Provided that the naturalization requirements are met, except for the habitual residence requirement, even if the spouse or permanent partner does not yet meet the residence requirement for 3 years.
For having been German
As a German foreigner, he and his minor children may be naturalized by simple petition, provided that he has not been convicted of an unlawful act.
For having close ties with Germany
A foreigner with habitual residence abroad may be naturalized by simple application if he has such ties to Germany as to justify it.
In the public interest
The foreign spouse or permanent foreign partner of a German who has habitual residence abroad because it is in the public interest that he or his German spouse or partner remain there, may be naturalized upon simple request.
Blood law confers on German descendants the right to claim German citizenship, subject to certain requirements and the collection of sufficient evidence of a blood relationship to a German ancestor.
Persons who, because of measures of persecution on political, racial or religious grounds taken in the period from January 30, 1933 to May 8, 1945:
- They renounced their nationality before February 26, 1955.
- They were denied the acquisition of citizenship by marriage, legitimization or collective naturalization.
- They were not naturalized under conditions in which the application for naturalization would normally have been successful.
- They did not submit an application for naturalization previously because they were excluded from that possibility.
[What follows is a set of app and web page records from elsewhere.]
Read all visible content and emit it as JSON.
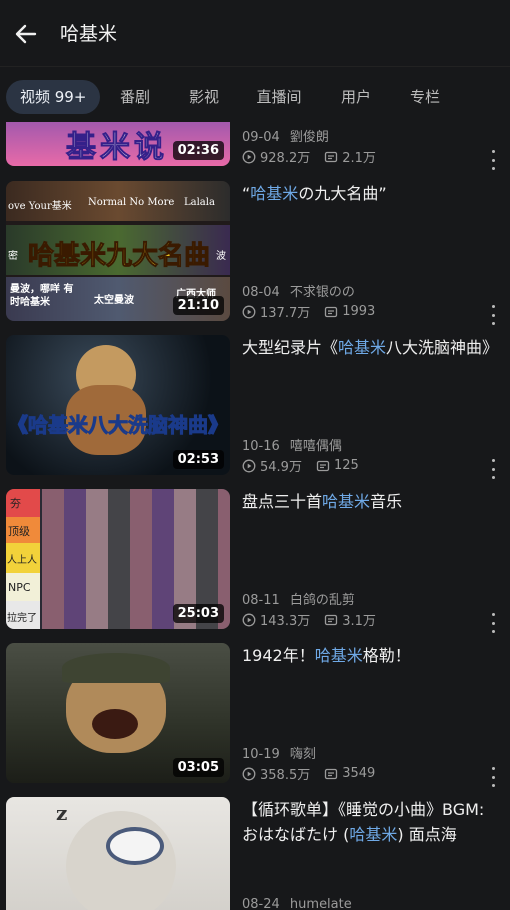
{
  "header": {
    "title": "哈基米"
  },
  "tabs": [
    {
      "label": "视频 99+"
    },
    {
      "label": "番剧"
    },
    {
      "label": "影视"
    },
    {
      "label": "直播间"
    },
    {
      "label": "用户"
    },
    {
      "label": "专栏"
    }
  ],
  "videos": [
    {
      "thumb_title": "基米说",
      "title": "",
      "date": "09-04",
      "uploader": "劉俊朗",
      "views": "928.2万",
      "danmaku": "2.1万",
      "duration": "02:36"
    },
    {
      "thumb_title": "哈基米九大名曲",
      "thumb_cells": [
        "ove Your基米",
        "Normal No More",
        "Lalala",
        "密",
        "波",
        "曼波，哪咩 有时哈基米",
        "太空曼波",
        "广西大师"
      ],
      "title_parts": [
        "“",
        "哈基米",
        "の九大名曲”"
      ],
      "date": "08-04",
      "uploader": "不求银のの",
      "views": "137.7万",
      "danmaku": "1993",
      "duration": "21:10"
    },
    {
      "thumb_title": "《哈基米八大洗脑神曲》",
      "title_parts": [
        "大型纪录片《",
        "哈基米",
        "八大洗脑神曲》"
      ],
      "date": "10-16",
      "uploader": "嘻嘻偶偶",
      "views": "54.9万",
      "danmaku": "125",
      "duration": "02:53"
    },
    {
      "tier_labels": [
        "夯",
        "顶级",
        "人上人",
        "NPC",
        "拉完了"
      ],
      "title_parts": [
        "盘点三十首",
        "哈基米",
        "音乐"
      ],
      "date": "08-11",
      "uploader": "白鸽の乱剪",
      "views": "143.3万",
      "danmaku": "3.1万",
      "duration": "25:03"
    },
    {
      "title_parts": [
        "1942年！",
        "哈基米",
        "格勒！"
      ],
      "date": "10-19",
      "uploader": "嗨刻",
      "views": "358.5万",
      "danmaku": "3549",
      "duration": "03:05"
    },
    {
      "title_parts": [
        "【循环歌单】《睡觉の小曲》BGM: おはなばたけ (",
        "哈基米",
        ") 面点海"
      ],
      "date": "08-24",
      "uploader": "humelate"
    }
  ],
  "colors": {
    "background": "#17181a",
    "highlight": "#6fa9e6",
    "active_tab": "#2b3443"
  }
}
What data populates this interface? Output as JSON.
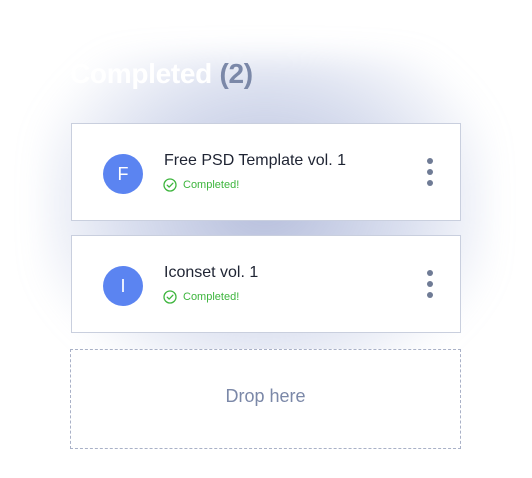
{
  "column": {
    "title": "Completed",
    "count": "(2)"
  },
  "cards": [
    {
      "avatar_letter": "F",
      "title": "Free PSD Template vol. 1",
      "status_text": "Completed!",
      "status_icon": "check-circle-icon",
      "menu_icon": "kebab-menu-icon"
    },
    {
      "avatar_letter": "I",
      "title": "Iconset vol. 1",
      "status_text": "Completed!",
      "status_icon": "check-circle-icon",
      "menu_icon": "kebab-menu-icon"
    }
  ],
  "dropzone": {
    "label": "Drop here"
  },
  "colors": {
    "avatar": "#5b84f1",
    "success": "#3db53d",
    "muted": "#7b88a8",
    "card_border": "#c9cfde"
  }
}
- They gave up or lost their habitual residence in Germany, provided it had been established before January 30, 1933, or later, if they were minors.
And their descendants, will be entitled to a simplified naturalization that only requires that:
- Not having been sentenced to a prison sentence or juvenile penalty of more than 2 years for one or more intentional crimes, nor having been ordered to be remanded in custody in the last preventive sentence.
- Neither the applicant nor his or her ascendants have acquired German citizenship after May 8, 1945 and have lost or abandoned it again, unless the loss was based on marriage to a foreigner or legitimation.
Necessary documents for the German nationality procedure
- From the applicant:
- Birth certificate
- Current identity card
- Other certificates of marital status
- Birth and marriage certificates proving family connection to the ancestor stripped of nationality
- German ancestry:
- Birth certificate
- Current (or last) identity card
- Death certificate (if applicable)
- Proof of German citizenship, which can be demonstrated with:
- Old German identity cards
- Certificates of cancellation of registration prior to 1945
- Former Heimatschein
- Evidence of persecution, which may be, for example:
- Religious affiliation is recorded on birth or marriage certificates (applicant’s or parent’s)
- Notes in passports or other official documents
- Receipt of compensation payments under the Federal Compensation Law
- Proof of name change (if applicable)
- Proof of the acquisition of a foreign nationality (if applicable)
Application for German citizenship
This can be done from abroad by sending the corresponding form together with the dossier with all the documents and the respective family tree by mail to the local German mission or directly to the headquarters of the Federal Office of Administration in Cologne.
Duration of the German citizenship process
Depending on the complexity of the file and the workload of the Federal Administration Office, it may take between 1 and 3 years.
Cost of applying for German nationality
The application for this type of nationality is free of charge.